By Europe bureau chief Lisa Millar
Two of Britain’s top cyber security experts have warned against ignoring Huawei, saying banning the Chinese telecommunications giant is not an option for the West.
“In the future there will be lots of technologies that we need where the best provider in the world and the best technology is Chinese,” said Robert Hannigan, the former director of Britain’s intelligence and security organisation GCHQ.
“What are we going to do about this?
“Are we going to cut ourselves off from this, or are we going to manage the risk?”
The answer, according to Mr Hannigan and Nigel Inkster — a 30-year veteran of the Secret Intelligence Service (MI6) — is to accept that with risks come rewards.
“What we need to do is look at this at the broader strategic context of who controls and dominates these technologies at a global level in the 21st century,” Mr Inkster said.
Huawei entered the British market in 2001, and by 2005 had signed off on its first UK contract with BT (formerly British Telecom) as it embarked on a multi-billion-pound upgrade of its network.
“I think those in the intelligence and security community were from the outset aware of the problem that this relationship could cause,” Mr Inkster said.

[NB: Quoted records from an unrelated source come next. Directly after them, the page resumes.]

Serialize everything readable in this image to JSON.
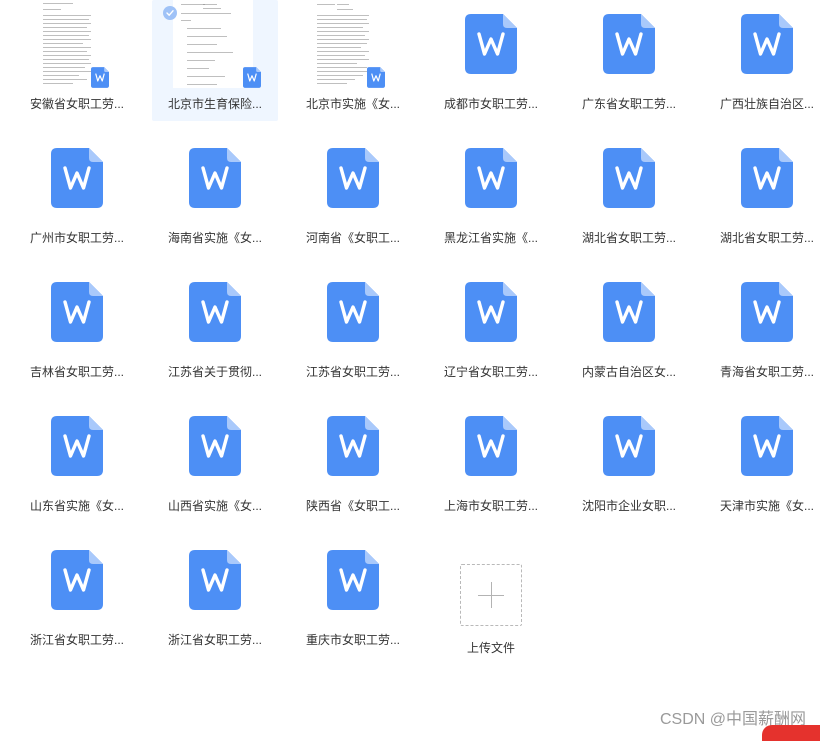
{
  "files": [
    {
      "name": "安徽省女职工劳...",
      "type": "doc-preview",
      "selected": false
    },
    {
      "name": "北京市生育保险...",
      "type": "doc-preview",
      "selected": true
    },
    {
      "name": "北京市实施《女...",
      "type": "doc-preview",
      "selected": false
    },
    {
      "name": "成都市女职工劳...",
      "type": "word-icon",
      "selected": false
    },
    {
      "name": "广东省女职工劳...",
      "type": "word-icon",
      "selected": false
    },
    {
      "name": "广西壮族自治区...",
      "type": "word-icon",
      "selected": false
    },
    {
      "name": "广州市女职工劳...",
      "type": "word-icon",
      "selected": false
    },
    {
      "name": "海南省实施《女...",
      "type": "word-icon",
      "selected": false
    },
    {
      "name": "河南省《女职工...",
      "type": "word-icon",
      "selected": false
    },
    {
      "name": "黑龙江省实施《...",
      "type": "word-icon",
      "selected": false
    },
    {
      "name": "湖北省女职工劳...",
      "type": "word-icon",
      "selected": false
    },
    {
      "name": "湖北省女职工劳...",
      "type": "word-icon",
      "selected": false
    },
    {
      "name": "吉林省女职工劳...",
      "type": "word-icon",
      "selected": false
    },
    {
      "name": "江苏省关于贯彻...",
      "type": "word-icon",
      "selected": false
    },
    {
      "name": "江苏省女职工劳...",
      "type": "word-icon",
      "selected": false
    },
    {
      "name": "辽宁省女职工劳...",
      "type": "word-icon",
      "selected": false
    },
    {
      "name": "内蒙古自治区女...",
      "type": "word-icon",
      "selected": false
    },
    {
      "name": "青海省女职工劳...",
      "type": "word-icon",
      "selected": false
    },
    {
      "name": "山东省实施《女...",
      "type": "word-icon",
      "selected": false
    },
    {
      "name": "山西省实施《女...",
      "type": "word-icon",
      "selected": false
    },
    {
      "name": "陕西省《女职工...",
      "type": "word-icon",
      "selected": false
    },
    {
      "name": "上海市女职工劳...",
      "type": "word-icon",
      "selected": false
    },
    {
      "name": "沈阳市企业女职...",
      "type": "word-icon",
      "selected": false
    },
    {
      "name": "天津市实施《女...",
      "type": "word-icon",
      "selected": false
    },
    {
      "name": "浙江省女职工劳...",
      "type": "word-icon",
      "selected": false
    },
    {
      "name": "浙江省女职工劳...",
      "type": "word-icon",
      "selected": false
    },
    {
      "name": "重庆市女职工劳...",
      "type": "word-icon",
      "selected": false
    }
  ],
  "upload": {
    "label": "上传文件",
    "icon": "plus-icon"
  },
  "watermark": "CSDN @中国薪酬网",
  "colors": {
    "word_icon": "#4d8ff5",
    "word_icon_fold": "#a9c9fb",
    "selected_bg": "#eff6ff",
    "label_text": "#333333"
  }
}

“But one has to bear in mind that … this was taking place in a different era, we were still in a kind of end-of-history moment.
“There was simply less awareness within government as a whole of these security issues, and frankly less of a disposition to take them particularly seriously.”
In 2010, the Huawei Cyber Security Evaluation Centre (HCSEC) was created — otherwise known as The Cell.
In a nondescript brown brick building in an industrial site 90 minutes north of London sits a team of cyber security experts, employed by Huawei and overseen by the British Government.
Positions advertised for the Banbury facility say Huawei is seeking those looking to build a “rewarding career in cyber security”.
Their job is to ensure the integrity of Huawei’s products, which include equipment used across the UK’s fibre-optic network.
It is a model that has been suggested for Australia, to ease concerns about security to the critical national infrastructure.
But the July annual report from the board that oversees The Cell raised concerns, using language not seen in its three previous reports.
“Identification of shortcomings in Huawei’s engineering processes have exposed new risks in the UK telecommunication networks and long-term challenges in mitigation and management,” the report said.
“Due to areas of concern exposed through the proper functioning of the mitigation strategy and associated oversight mechanisms, the oversight board can provide only limited assurance that all risks to UK national security from Huawei’s involvement in the UK’s critical networks have been sufficiently mitigated.”
Its concerns were sent to the British Prime Minister’s national security adviser.
“It looks like a bit of a warning shot has been fired by the UK Government,” Mr Hannigan said, who until last year oversaw the board that issued the report.
“It’s [The Cell] working up to a point, is the way I’d put it.
“The question is, what’s the alternative? Is the alternative banning Huawei better? I don’t think it is actually.”
Huawei welcomed the UK report and the feedback.
“It confirms the collaborative approach adopted by Huawei, the UK Government and operators is working as designed, meeting obligations and providing unique, world-class network integrity assurance through ongoing risk management,” a spokesperson for Huawei told the ABC.
“The report concludes that HCSEC’s operational independence is both robust and effective.”
Huawei insisted it was under more scrutiny than any other telco and The Cell had been proven as the best model for compliance.
But both Mr Inkster and Mr Hannigan agreed there were risks to dealing with Huawei.
“Huawei has relied very substantially on Chinese Government investment and technological assistance to develop rapidly to the point where they are,” Mr Inkster said.
“And if the Chinese Government ask them to do something, they’re not in the position to refuse.
“The challenge for those who simply want to ban it is, what’s the alternative?” Mr Hannigan reiterated.
“The challenge for those who think they can manage it is — are you kidding yourselves?
“There is simply no magic solution.”